What is it?

Kempas is a rather solid type of hardwood originating from Indonesia and Malaysia that is often used for flooring. Its botanical name is Koompassia malaccensis.

How hard is it?

Kempas rates 1710 on the Janka hardness scale. This makes it harder than maple, white oak, and ash, but slightly softer than pecan or Brazilian cherry.

Translated, this means that kempas is in the moderately-hard range for hardwood. If this helps you formulate a picture, it is also used for railroad ties and cabinetry. Keep in mind, though, that hardness is not everything. Hard flooring is more difficult to install and, naturally, more expensive.

What color is it?

Kempas begins as a reddish- or pinkish-brown and, with finishing, darkens to a deeper red-brown. From a distance, finished kempas looks almost like certain types of ordinary hardwoods, even red oak. Yet upon closer examination, it does prove to have an attractive coarse-grained look with a medium interlocking grain.

Controversial Aspects

Kempas has become trendy lately. Not that trendy by itself is a bad thing, but here are a few downsides to this flooring:
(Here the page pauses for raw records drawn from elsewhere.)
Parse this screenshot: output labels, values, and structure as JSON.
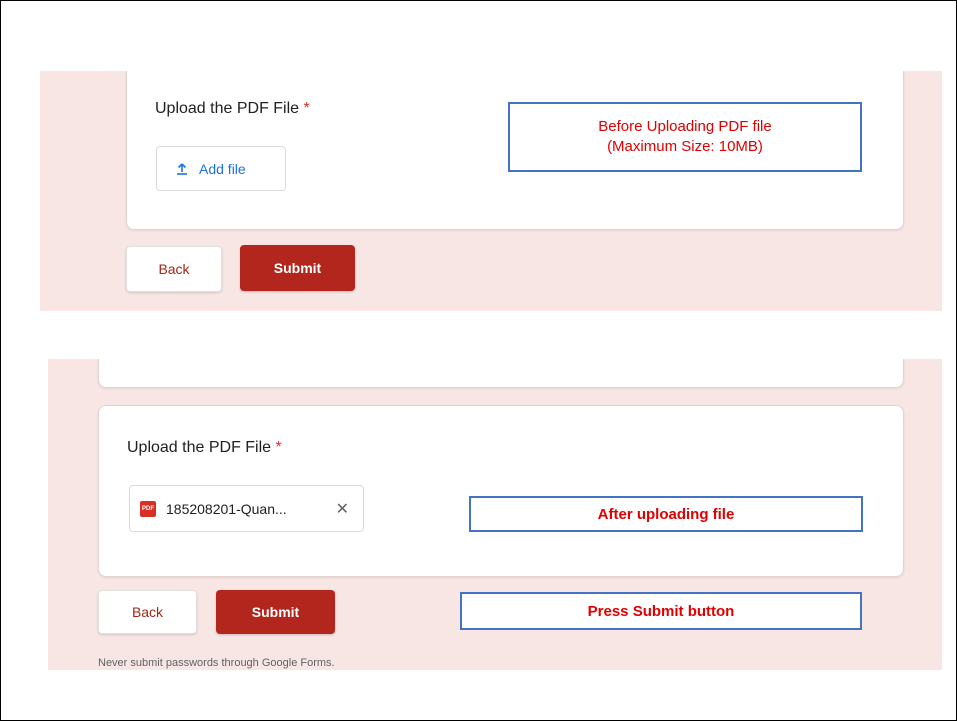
{
  "top": {
    "question_label": "Upload the PDF File",
    "required_mark": "*",
    "add_file_label": "Add file",
    "back_label": "Back",
    "submit_label": "Submit",
    "annotation_line1": "Before Uploading PDF file",
    "annotation_line2": "(Maximum Size: 10MB)"
  },
  "bottom": {
    "question_label": "Upload the PDF File",
    "required_mark": "*",
    "file_icon_text": "PDF",
    "file_name": "185208201-Quan...",
    "remove_glyph": "✕",
    "back_label": "Back",
    "submit_label": "Submit",
    "annotation_after_upload": "After uploading  file",
    "annotation_press_submit": "Press Submit button",
    "footer_text": "Never submit passwords through Google Forms."
  }
}
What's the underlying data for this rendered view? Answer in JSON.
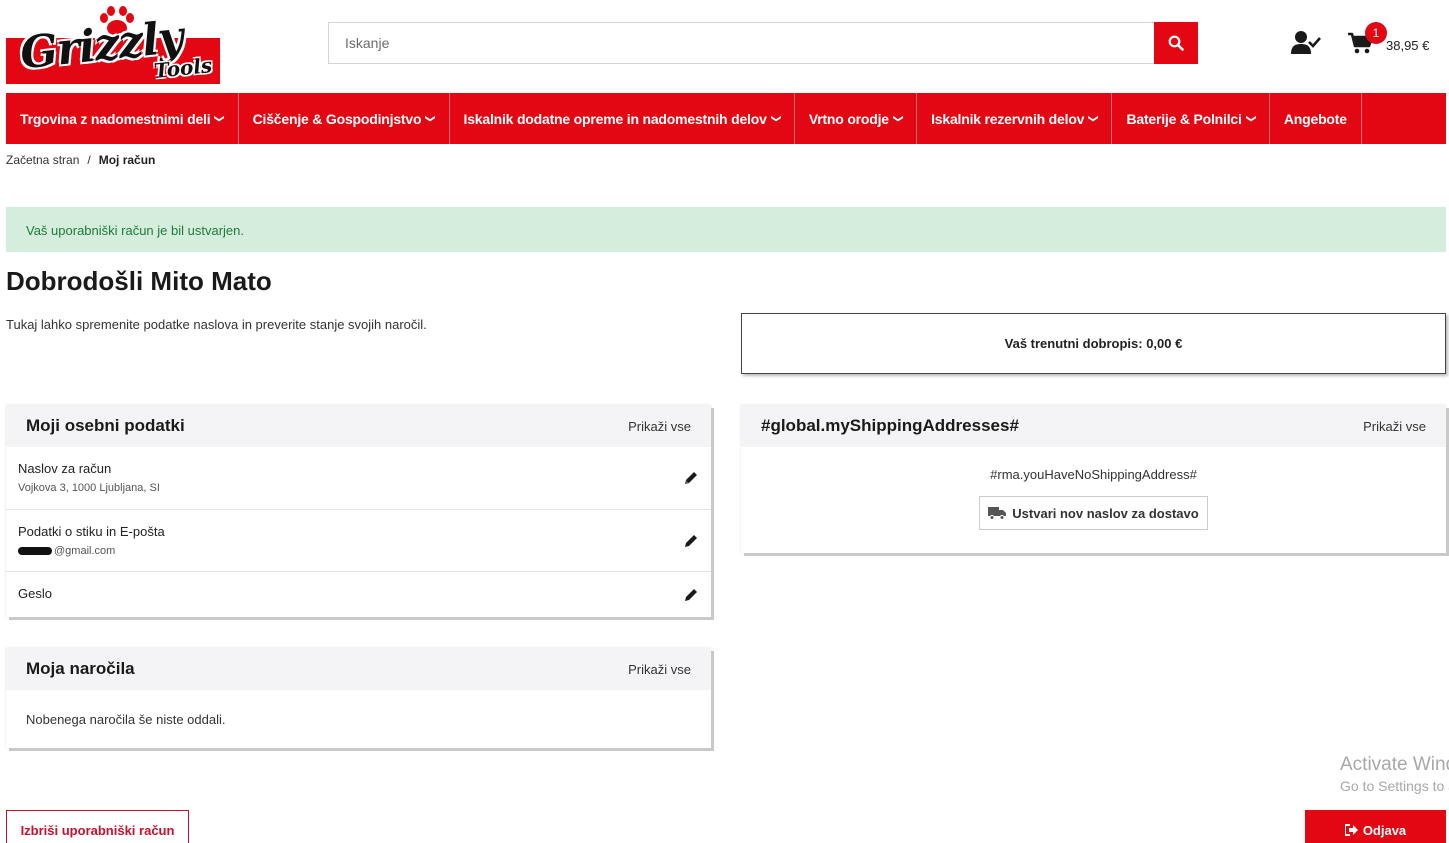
{
  "logo": {
    "main": "Grizzly",
    "sub": "Tools",
    "brand_color": "#e30613"
  },
  "search": {
    "placeholder": "Iskanje",
    "icon": "search-icon"
  },
  "header": {
    "user_icon": "user-check-icon",
    "cart": {
      "count": "1",
      "total": "38,95 €",
      "icon": "shopping-cart-icon"
    }
  },
  "nav": {
    "items": [
      {
        "label": "Trgovina z nadomestnimi deli",
        "has_dropdown": true
      },
      {
        "label": "Ciščenje & Gospodinjstvo",
        "has_dropdown": true
      },
      {
        "label": "Iskalnik dodatne opreme in nadomestnih delov",
        "has_dropdown": true
      },
      {
        "label": "Vrtno orodje",
        "has_dropdown": true
      },
      {
        "label": "Iskalnik rezervnih delov",
        "has_dropdown": true
      },
      {
        "label": "Baterije & Polnilci",
        "has_dropdown": true
      },
      {
        "label": "Angebote",
        "has_dropdown": false
      }
    ]
  },
  "breadcrumb": {
    "home": "Začetna stran",
    "separator": "/",
    "current": "Moj račun"
  },
  "alert": {
    "message": "Vaš uporabniški račun je bil ustvarjen."
  },
  "welcome": {
    "title": "Dobrodošli Mito Mato",
    "subtitle": "Tukaj lahko spremenite podatke naslova in preverite stanje svojih naročil."
  },
  "credit": {
    "label": "Vaš trenutni dobropis: 0,00 €"
  },
  "personal": {
    "title": "Moji osebni podatki",
    "show_all": "Prikaži vse",
    "rows": [
      {
        "label": "Naslov za račun",
        "sub": "Vojkova 3, 1000 Ljubljana, SI"
      },
      {
        "label": "Podatki o stiku in E-pošta",
        "sub": "@gmail.com"
      },
      {
        "label": "Geslo"
      }
    ]
  },
  "shipping": {
    "title": "#global.myShippingAddresses#",
    "show_all": "Prikaži vse",
    "message": "#rma.youHaveNoShippingAddress#",
    "button": "Ustvari nov naslov za dostavo"
  },
  "orders": {
    "title": "Moja naročila",
    "show_all": "Prikaži vse",
    "empty": "Nobenega naročila še niste oddali."
  },
  "actions": {
    "delete": "Izbriši uporabniški račun",
    "logout": "Odjava"
  },
  "watermark": {
    "line1": "Activate Windows",
    "line2": "Go to Settings to activate Windows."
  }
}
  • Difficult to Work With - Flooring installers report that this wood is hard to cut, hard to nail. In other words, you may have floor installers who hesitate at working with kempas or who may add a surcharge. In fact, it is often recommended that installers pre-bore it before nailing--a time-consuming process.
  • Durability - With a Janka rating of over 1,700 you would think that it would last forever. Yet its durability leaves something to be desired. That's why it is usually heavily treated with preservative. The good side of this is that it takes well to preservatives.
  • Acidity - Kempas has a high level of acidity which can degrade metals.


In terms of cost, kempas is about in line with other types of high-grade hardwood flooring. For solid kempas, you might expect to pay in the range of $9 to $10 per square foot. For engineered wood kempas flooring, you will pay slightly more, around $10 to $11 per square foot.

Manufacturers and Retailers

Kempas flooring has entered the mainstream and can be found in the inventories of most major flooring manufacturers and retailers:

  • Armstrong - Armstrong is perhaps the most prominent flooring retailer distributing kempas flooring via its Valenza Collection. Through its participation with Hartco, Armstrong has a kempas engineered flooring that yields to installation better than solid kempas.
  • Artisan Floors - Artisan is a Chicago-based flooring retailer that mainly does business online, but does have a few brick-and-mortar stores in Washington, Oregon, and California.
  • Junckers - Junckers is a reputable flooring company based in Denmark and represented in about 30 countries across the world.